Workplace Bullying: How To Be Assertive In The Workplace
Are you a doormat or an aggressive bully? Have you found the middle ground?
There is a difference between being a doormat and being an aggressive bully, but many people find it difficult to find that balance, especially in the complex dynamics that exist in work relationships. We have all either witnessed, heard or read about workplace bullying, but how many of us know how to counter with assertive. We have all worked with someone at one point or another whose communication style is a bit harsh and who doesn’t know or respect the boundaries of their colleagues or employees. We also have met those people who are “yes” men or women; their communication does not convey confidence, and they find it hard to stand up for themselves.
People tend to relate to one another in three basic ways: aggressive, passive and assertive. Most people have an understanding of what aggressive and passive communications are, but they don’t fully understand assertiveness. Aggression is about dominance. An aggressive person imposes their will onto others, forcing them to submit.

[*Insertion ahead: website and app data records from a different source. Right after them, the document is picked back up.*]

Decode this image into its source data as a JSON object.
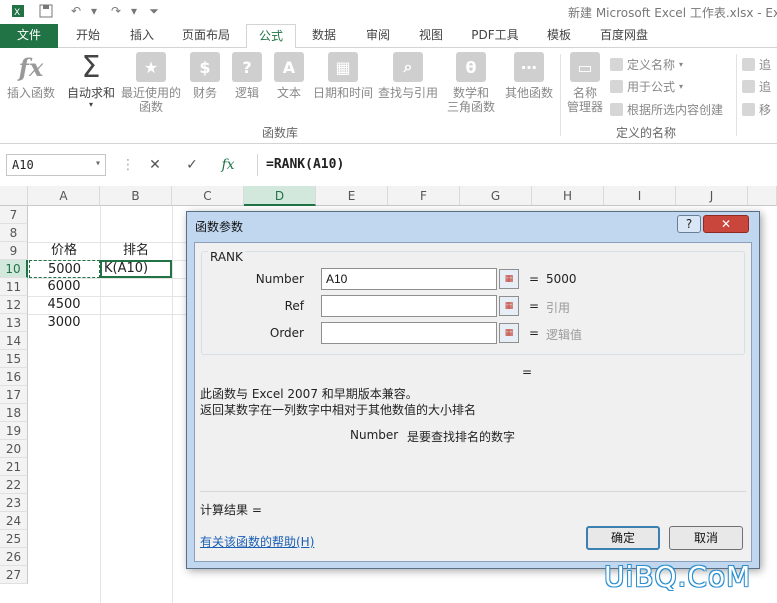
{
  "titlebar": {
    "title": "新建 Microsoft Excel 工作表.xlsx - Ex"
  },
  "tabs": [
    "文件",
    "开始",
    "插入",
    "页面布局",
    "公式",
    "数据",
    "审阅",
    "视图",
    "PDF工具",
    "模板",
    "百度网盘"
  ],
  "ribbon": {
    "function_library": {
      "buttons": [
        "插入函数",
        "自动求和",
        "最近使用的\n函数",
        "财务",
        "逻辑",
        "文本",
        "日期和时间",
        "查找与引用",
        "数学和\n三角函数",
        "其他函数"
      ],
      "group_label": "函数库"
    },
    "defined_names": {
      "manager_label": "名称\n管理器",
      "commands": [
        "定义名称",
        "用于公式",
        "根据所选内容创建"
      ],
      "group_label": "定义的名称"
    },
    "audit": {
      "commands": [
        "追",
        "追",
        "移"
      ]
    }
  },
  "formula_bar": {
    "name_box": "A10",
    "fx": "fx",
    "formula": "=RANK(A10)"
  },
  "grid": {
    "columns": [
      "A",
      "B",
      "C",
      "D",
      "E",
      "F",
      "G",
      "H",
      "I",
      "J"
    ],
    "rows": [
      "7",
      "8",
      "9",
      "10",
      "11",
      "12",
      "13",
      "14",
      "15",
      "16",
      "17",
      "18",
      "19",
      "20",
      "21",
      "22",
      "23",
      "24",
      "25",
      "26",
      "27"
    ],
    "cells": {
      "a9": "价格",
      "b9": "排名",
      "a10": "5000",
      "b10": "K(A10)",
      "a11": "6000",
      "a12": "4500",
      "a13": "3000"
    }
  },
  "dialog": {
    "title": "函数参数",
    "help_btn": "?",
    "close_btn": "✕",
    "function_name": "RANK",
    "args": [
      {
        "label": "Number",
        "value": "A10",
        "equals": "=",
        "result": "5000"
      },
      {
        "label": "Ref",
        "value": "",
        "equals": "=",
        "result": "引用"
      },
      {
        "label": "Order",
        "value": "",
        "equals": "=",
        "result": "逻辑值"
      }
    ],
    "overall_equals": "=",
    "desc_line1": "此函数与 Excel 2007 和早期版本兼容。",
    "desc_line2": "返回某数字在一列数字中相对于其他数值的大小排名",
    "param_name": "Number",
    "param_desc": "是要查找排名的数字",
    "result_label": "计算结果 =",
    "help_link": "有关该函数的帮助(H)",
    "ok": "确定",
    "cancel": "取消"
  },
  "watermark": "UiBQ.CoM"
}
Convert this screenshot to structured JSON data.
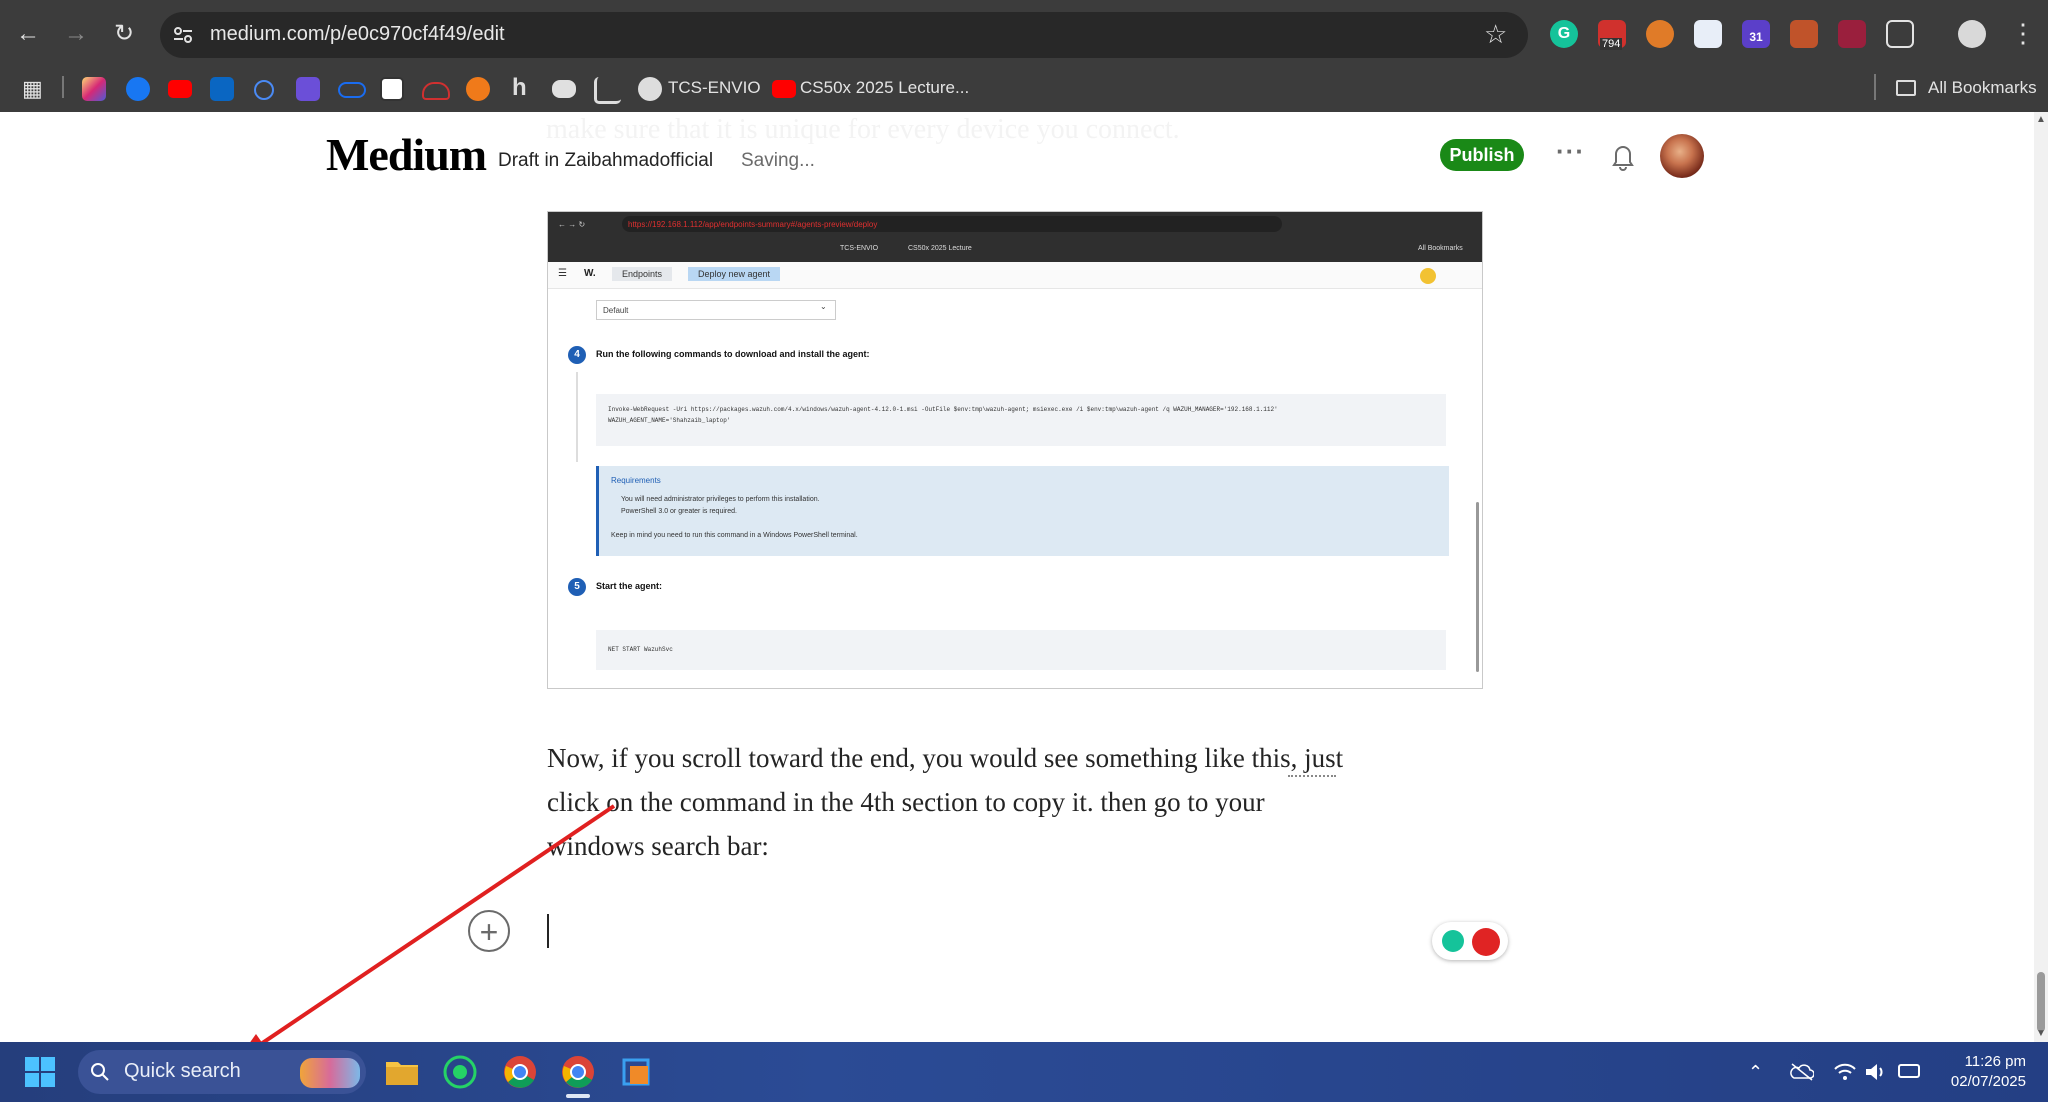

Aggressive people lack boundaries and they tend to communicate their aggression both verbally and non-verbally. Passivity, however, is about submission. Passive individuals submit to aggressive dominance, putting their own desires aside to fulfill the desires of the aggressive individual.
In contrast, assertiveness is about finding the middle ground between aggression and passivity that respects the boundaries of all involved. Assertive people defend themselves when someone attempts to dominate them, and typically only use aggression defensively.
Assertiveness training teaches people that assertiveness is not an unpleasant character trait, but rather the ability to stand up for one’s beliefs and make a positive contribution without being dominated by others. Many people refrain from speaking up in situations where their perspective would benefit the group because they are afraid others will see them as aggressive or difficult. Others sometimes worry that their coworkers will see them as weak or will not recognize the value their contributions.
How to become more assertive in the workplace?
- Identify the difference between assertive, aggressive and passive behavior by doing a self- assessment (you can find a variety of great assessments online)
- Understand the impact of different communication styles on workplace relationships
- Learn and use a variety of communication techniques to meet the needs of different personality types
- Set appropriate boundaries for your communication with others and their communication with you
- Manage your emotions when you are in confrontational situations, share just the facts (do not make accusations or judgments)
- Be mindful of your non-verbal communication
- Respect your needs and the needs of others
- Be open to dialogue, ask questions, and do not communicate in an effort to be right. But rather in an effort to be understood and to understand
- Work with others to agree on how to solve your problems/conflicts
To request information about Hureco Maverick’s HR Training offering, including Conflict Resolution and Assertiveness in the Workplace Training Workshops or any customized workplace training, call us today!